Ugh. The pain is killing me. But... But where am I? I don't recognize this place; why's it so dark? What's that smell? And why are these flies... OUCH! Hey! Those aren't normal flies, that thing bit and it hurt.
I... I gotta get out of here, this place is giving me some seriously bad vibes and did that thing in the cage just move?
Unlike most room escape games that focus almost strictly on puzzle solving, Monster Basement seeks to inject mood and atmosphere into what is often an almost apathetic genre. Usually (some choice selections exempted of course), you're simply thrust in a room with no motive to get out other than the player's desire to complete the game.
In Monster Basement, the motivation to leave is made all too clear; this room with its vampire flies, blood stained meat hooks, and grotesque abominations sitting in fluid filled beakers, scares the jebus out of you, and as you slowly work through a way to leave this terrible place, things aren't likely to get better either.

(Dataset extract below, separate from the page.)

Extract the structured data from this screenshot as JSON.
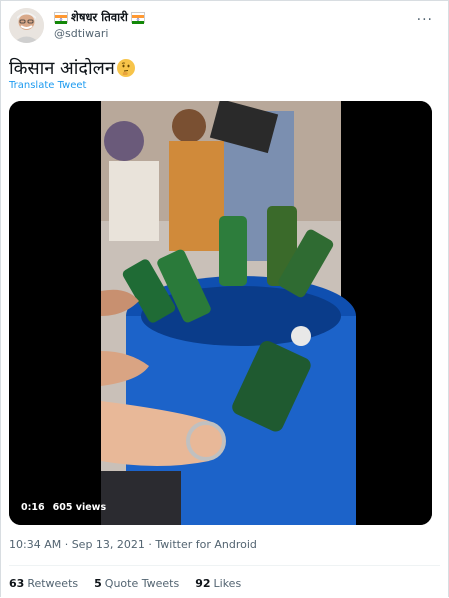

With an almost old-school horror movie sensibility, your courage is sure to be tested at every turn with flickering lights, pictures that appear to change out of the corner of your eye, and music and sound effects that make you feel like something is lurking just beyond that rotted old door.
Or is there actually something lurking there?
A room escape game with bite, Monster Basement is definitely the game to play after the kids have gone to bed. Turn off the lights, crank up the sound, and if you're easily scared, just keep telling yourself, "It's only a game. It's only a game."
Analysis: Full disclosure: I love horror games. Anything that gets my blood pumping from high end console productions like the Fatal Frame series to well done indie offerings to be found on the net such as Sinthai Boonmaitree's The House are simply heaven for me. As a result, I might just be a little bit biased towards Monster Basement.
But this would only be because Majewski does a surprisingly awesome job of selling the horror side of the game. Violin stings hit when you look at the right thing to crank up the tension, and what little voice acting there is in the game is for all intents and purposes perfect.
Add to this some truly jump worthy moments and a twist ending that will catch you off guard, this game definitely finds itself very much on my good side.
As for its merits as a room escape game it does a decent job on that front as well. While there may not be a trashcan to look under, many of the other staples are there; pixel hunting, a handful of keys, and puzzles that won't make sense until after you've completed them.
The fact that you can die in this game (though the game is mercifully forgiving when you do die) does actually make it easier because this gives you the opportunity to figure out what you got wrong and try again.
Not the hardest of room escapes, Monster Basement should be just easy enough for the escaping challenged such as myself to eventually work their way through, but challenging enough to prove suitable for the more hardcore of room escape enthusiasts.
All in all a well put together game on all fronts and one that should not be missed unless you've a heart condition or avoid movies because they give you nightmares.